Marketing Manager, Laidlaw Foundation
  • Laidlaw Foundation
  • People
  • United Kingdom

About Kayla Kim

Hello! I was Laidlaw scholar in 2019, and I studied national, regional, and local identity in northern Tajikistan through the lens of women's fashion. 

For a year after graduating, I worked for the UN Mine Action Service which removes landmines from conflict and post-conflict regions. Now I have returned to the Laidlaw Foundation!

Please feel free to reach out on the network, on LinkedIn, or by email. I'm always happy to meet new people and chat, especially about nationalism/politics of gender/Central Asia/demining/UN/creative writing or even ballroom dance :)

I am a/an:

Alum: Undergraduate Programme

Area of Expertise

Social Sciences

Research Topic

Anthropology Fashion Identity & Belonging Sociology

Laidlaw Cohort Year

2019

University

University of Oxford

I am from:

United States of America

My hobbies/interests are:

Dance Foreign languages Reading Theatre Travelling Video/filmmaking Writing/blogging

I am open to participating in mentoring/buddy programmes

Yes

Intro Content

Fashion in the Ferghana Valley: How Tajik national identity in a multinational region manifests in individual dress

This paper aims to explore how the city Khujand's proximity to international borders affects Tajik women's fashion and women's perceptions of their national dress.

Influencer Of

Popular Content

Recent Conversations

Recent Comments

May 27, 2022

Thank you so much for sharing this Aly! Insight into a fascinating organization. I'm glad things like this exist in the world... "The organization making the most noise may not necessarily be having the biggest impact."

May 27, 2022

Great to see that you were all together, and hope it went well!

May 17, 2022
Replying to Laura Littlefair

Hi Kayla!

I've tried inputting the code on the website numerous times, but it doesn't seem to be working, and says it is invalid! Just wondered if anyone else had tried it and got it to work? 

@Laura Littlefair Thanks so much for letting me know!! I've had a message from a scholar as well who has had difficulty. The Tortoise team says:

1) Try registering with a different email & going on a different brower or incognito mode

2) Book a Think-In and join from there; the Think-In pages are less finnicky.

So sorry that you've had this issue, it seems to be common and let me know if neither of these methods work!!

May 16, 2022
Replying to Susanna Kempe

@Kayla Kim She sounds amazing. Where did you come across her? Who owns and runs the business now?

Yes, I can't believe I've never heard of her before!! She is so aligned with our mission. I was coming up short on potential inspirational quotes linked to this particular day, so I started looking through lists of people the FT has interviewed recently. Came across this fabulous interview.

Her company was acquired by Sopra Steria, a Paris-based consulting, digital services, and software development company.

May 09, 2022

Thanks for the welcome Alex!

Apr 14, 2022

Congrats Louis, this is great!!

Apr 14, 2022
Replying to Susanna Kempe

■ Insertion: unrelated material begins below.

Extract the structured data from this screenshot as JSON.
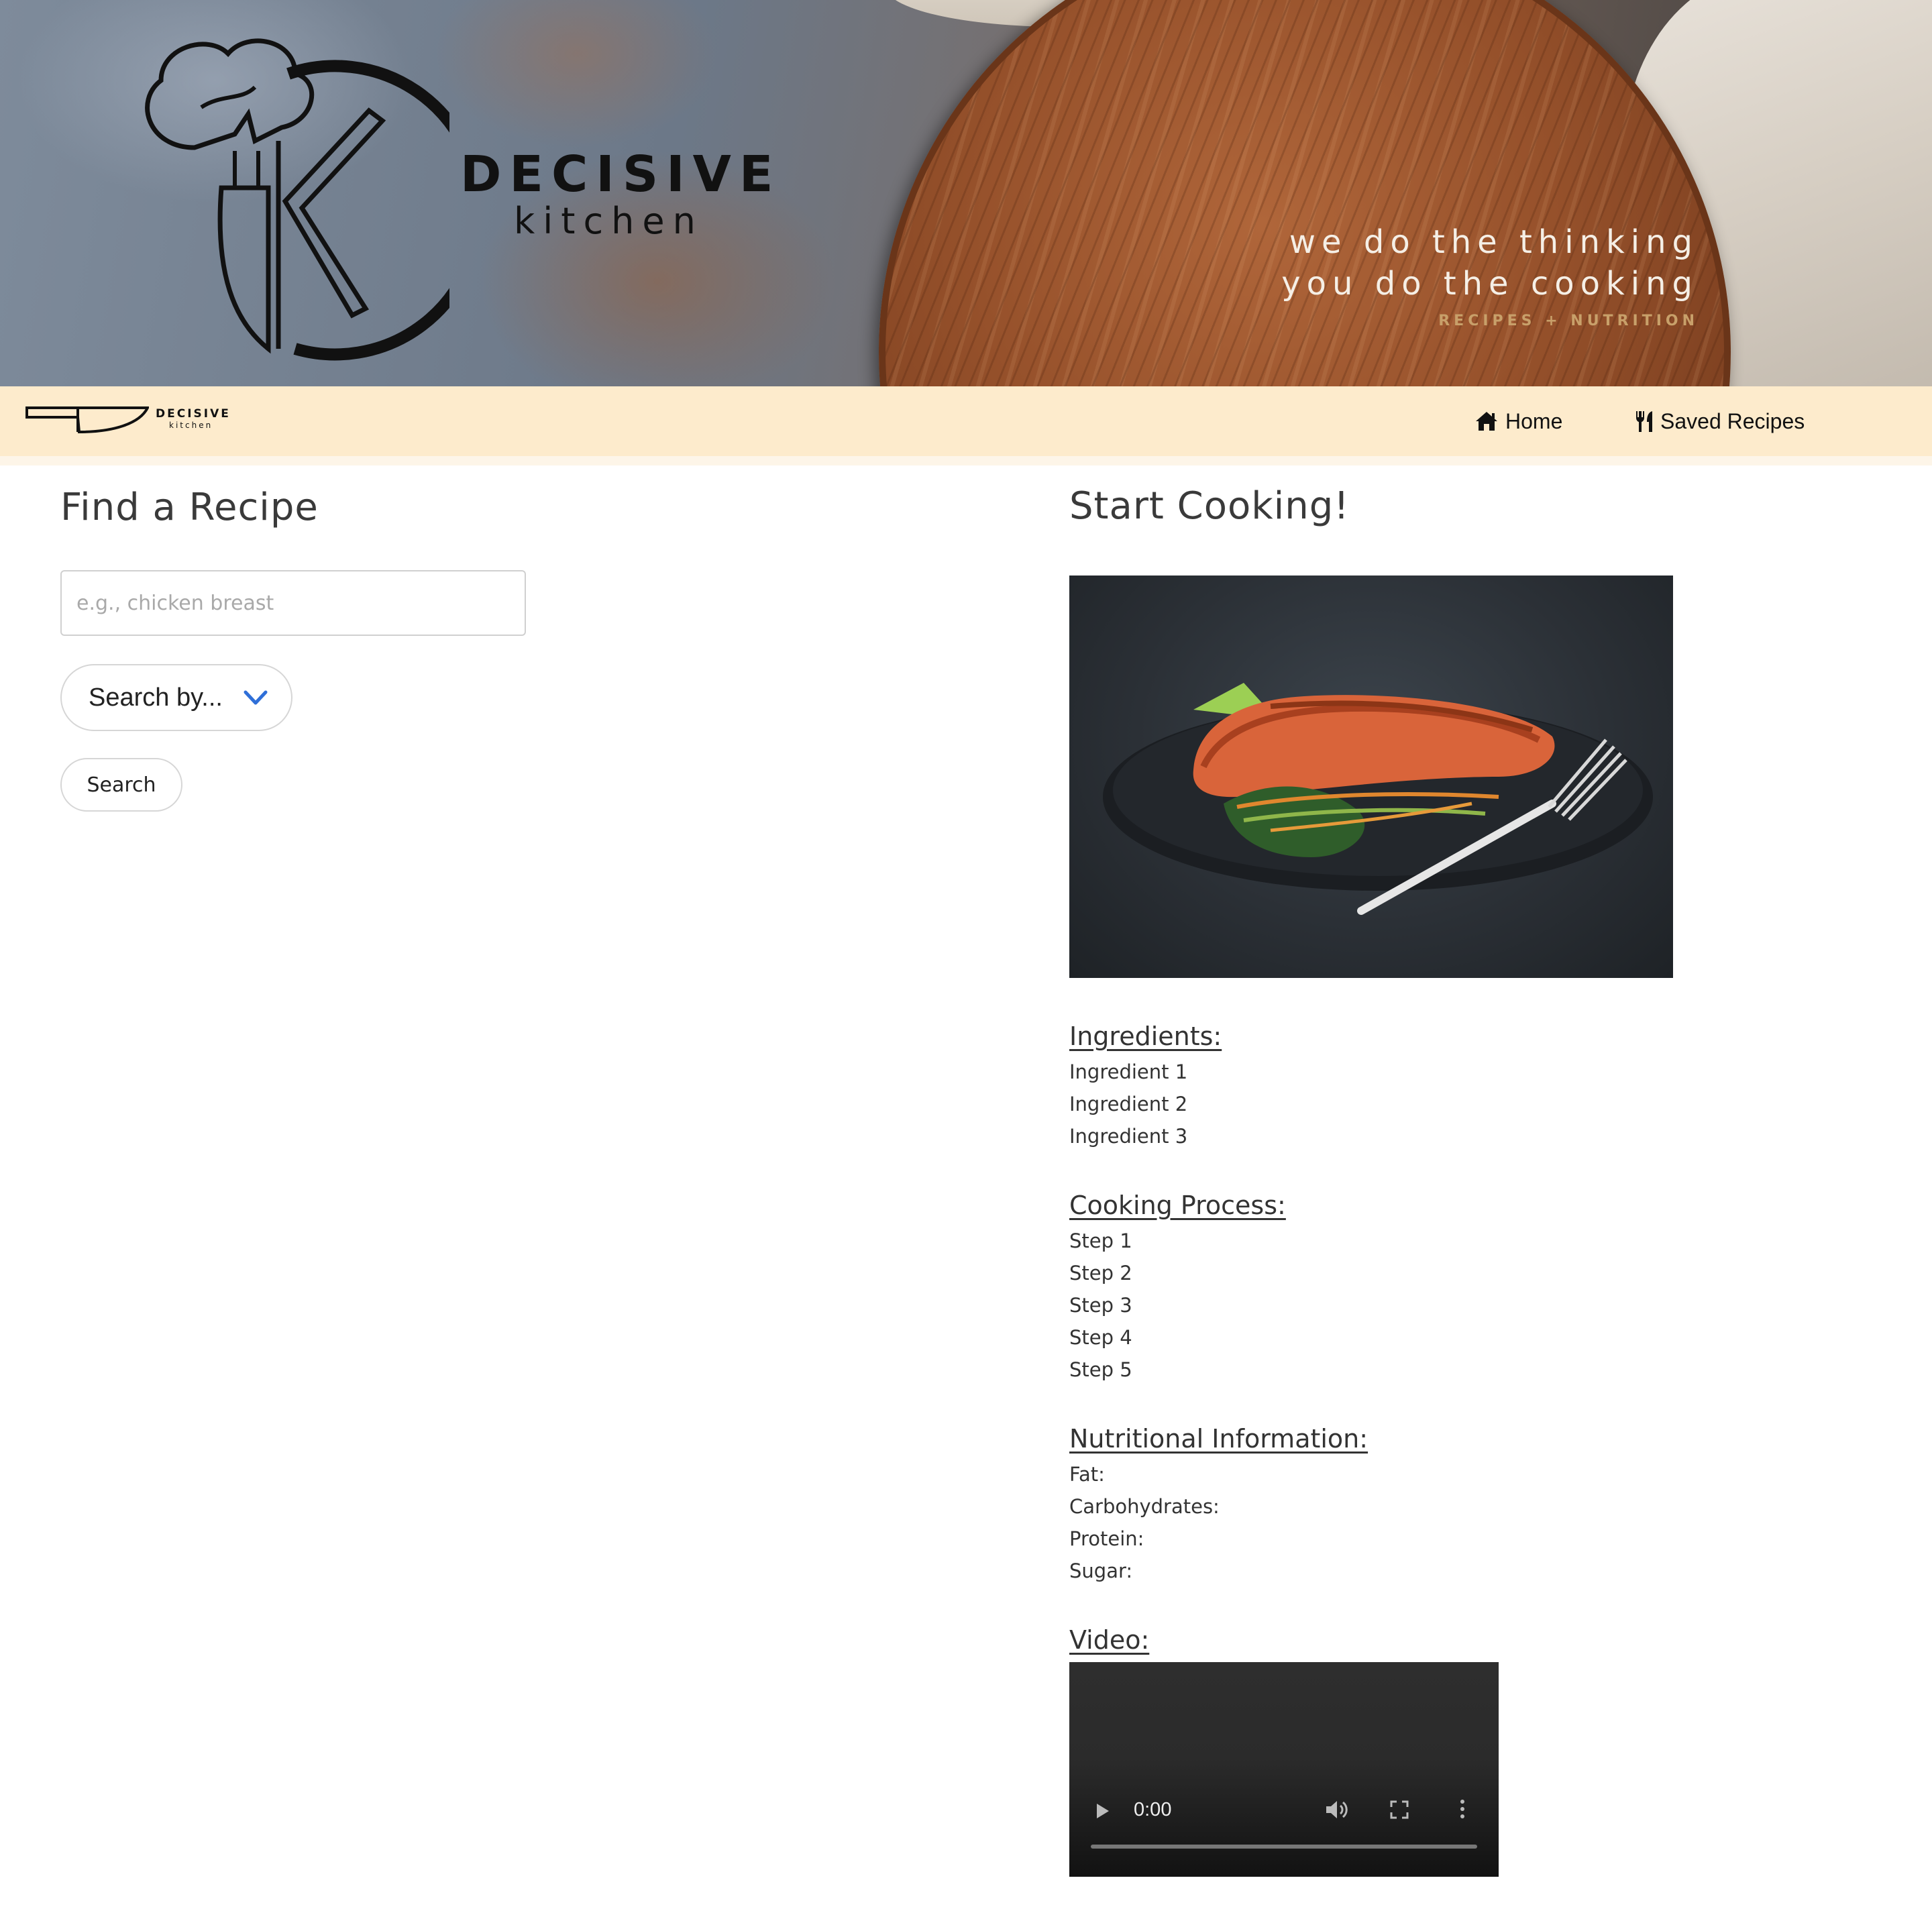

I think that optimism, having the belief and determination to keep moving forward, to find solutions, is often what makes a true leader stand out amongst their peers. It is very easy to point out problems, to explain why things are too hard or can't be done. Moral courage is not about blithely ignoring the hurdles, it is about facing them head on. The real leader finds a way to achieve their goal whether it is reaching a summit or bringing everyone back home safely.  

Thanks @Susanna Kempe (she/her), I agree—I found this to be a surprising take on 'courage' at first, and not something I had heard before. But putting this in context, with the challenges that Shackleton faced, it makes so much sense. He had no option but to act with optimism, as the alternative was death for him and for his team, and we can apply this same attitude in our own scenarios.

Jan 10, 2022
Replying to Susanna Kempe

I think this is so important. Social media, like Twitter, encourages people to pile on, and in, adding vitriol to outrage to scorn. Yet no one is persuaded to change their views, and certainly not their behaviour, by being told how dreadful they are. Insults and ridicule are more likely to cause someone to dig in than change. If we want our point of view to prevail, we need to argue more persuasively, not shout more loudly.

Thanks Susanna, and agreed!